> [Assigned task]:
The records under this task must be duplicated exactly.

> [Provided records]:
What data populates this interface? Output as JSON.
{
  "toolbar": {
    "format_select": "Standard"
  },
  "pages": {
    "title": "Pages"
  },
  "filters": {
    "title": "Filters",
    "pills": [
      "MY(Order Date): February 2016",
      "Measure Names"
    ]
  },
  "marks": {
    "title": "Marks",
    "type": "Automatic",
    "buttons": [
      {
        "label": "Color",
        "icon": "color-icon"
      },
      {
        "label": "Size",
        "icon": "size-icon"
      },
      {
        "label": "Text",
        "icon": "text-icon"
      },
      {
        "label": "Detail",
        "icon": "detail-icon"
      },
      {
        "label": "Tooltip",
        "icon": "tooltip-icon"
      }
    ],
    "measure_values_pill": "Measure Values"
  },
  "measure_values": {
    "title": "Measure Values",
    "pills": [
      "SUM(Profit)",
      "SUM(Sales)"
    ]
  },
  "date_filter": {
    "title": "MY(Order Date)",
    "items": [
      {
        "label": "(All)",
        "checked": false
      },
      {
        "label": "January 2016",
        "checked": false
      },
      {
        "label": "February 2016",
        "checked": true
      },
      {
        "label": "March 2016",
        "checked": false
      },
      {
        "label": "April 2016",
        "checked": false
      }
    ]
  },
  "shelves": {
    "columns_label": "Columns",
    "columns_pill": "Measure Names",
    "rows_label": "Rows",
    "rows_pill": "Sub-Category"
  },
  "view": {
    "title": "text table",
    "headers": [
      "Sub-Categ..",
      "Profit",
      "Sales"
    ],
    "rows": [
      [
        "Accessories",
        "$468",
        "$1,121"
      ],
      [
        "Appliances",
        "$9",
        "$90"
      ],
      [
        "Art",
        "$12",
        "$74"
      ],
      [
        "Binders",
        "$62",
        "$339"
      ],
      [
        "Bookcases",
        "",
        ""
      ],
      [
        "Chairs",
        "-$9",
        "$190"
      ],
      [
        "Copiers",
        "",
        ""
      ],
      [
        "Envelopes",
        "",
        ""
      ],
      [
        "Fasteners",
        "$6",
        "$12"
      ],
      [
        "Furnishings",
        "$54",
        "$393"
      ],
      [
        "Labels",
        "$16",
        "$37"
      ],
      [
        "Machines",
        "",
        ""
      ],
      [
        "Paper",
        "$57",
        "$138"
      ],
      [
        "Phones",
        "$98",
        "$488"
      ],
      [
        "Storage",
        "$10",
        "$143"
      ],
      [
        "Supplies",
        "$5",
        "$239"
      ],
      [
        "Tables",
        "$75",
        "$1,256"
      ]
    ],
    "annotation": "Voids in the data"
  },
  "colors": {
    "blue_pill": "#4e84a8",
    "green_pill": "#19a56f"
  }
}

> [Answer to the problem]:
What data populates this interface? Output as JSON.
{
  "toolbar": {
    "format_select": "Standard"
  },
  "pages": {
    "title": "Pages"
  },
  "filters": {
    "title": "Filters",
    "pills": [
      "MY(Order Date): February 2016",
      "Measure Names"
    ]
  },
  "marks": {
    "title": "Marks",
    "type": "Automatic",
    "buttons": [
      {
        "label": "Color",
        "icon": "color-icon"
      },
      {
        "label": "Size",
        "icon": "size-icon"
      },
      {
        "label": "Text",
        "icon": "text-icon"
      },
      {
        "label": "Detail",
        "icon": "detail-icon"
      },
      {
        "label": "Tooltip",
        "icon": "tooltip-icon"
      }
    ],
    "measure_values_pill": "Measure Values"
  },
  "measure_values": {
    "title": "Measure Values",
    "pills": [
      "SUM(Profit)",
      "SUM(Sales)"
    ]
  },
  "date_filter": {
    "title": "MY(Order Date)",
    "items": [
      {
        "label": "(All)",
        "checked": false
      },
      {
        "label": "January 2016",
        "checked": false
      },
      {
        "label": "February 2016",
        "checked": true
      },
      {
        "label": "March 2016",
        "checked": false
      },
      {
        "label": "April 2016",
        "checked": false
      }
    ]
  },
  "shelves": {
    "columns_label": "Columns",
    "columns_pill": "Measure Names",
    "rows_label": "Rows",
    "rows_pill": "Sub-Category"
  },
  "view": {
    "title": "text table",
    "headers": [
      "Sub-Categ..",
      "Profit",
      "Sales"
    ],
    "rows": [
      [
        "Accessories",
        "$468",
        "$1,121"
      ],
      [
        "Appliances",
        "$9",
        "$90"
      ],
      [
        "Art",
        "$12",
        "$74"
      ],
      [
        "Binders",
        "$62",
        "$339"
      ],
      [
        "Bookcases",
        "",
        ""
      ],
      [
        "Chairs",
        "-$9",
        "$190"
      ],
      [
        "Copiers",
        "",
        ""
      ],
      [
        "Envelopes",
        "",
        ""
      ],
      [
        "Fasteners",
        "$6",
        "$12"
      ],
      [
        "Furnishings",
        "$54",
        "$393"
      ],
      [
        "Labels",
        "$16",
        "$37"
      ],
      [
        "Machines",
        "",
        ""
      ],
      [
        "Paper",
        "$57",
        "$138"
      ],
      [
        "Phones",
        "$98",
        "$488"
      ],
      [
        "Storage",
        "$10",
        "$143"
      ],
      [
        "Supplies",
        "$5",
        "$239"
      ],
      [
        "Tables",
        "$75",
        "$1,256"
      ]
    ],
    "annotation": "Voids in the data"
  },
  "colors": {
    "blue_pill": "#4e84a8",
    "green_pill": "#19a56f"
  }
}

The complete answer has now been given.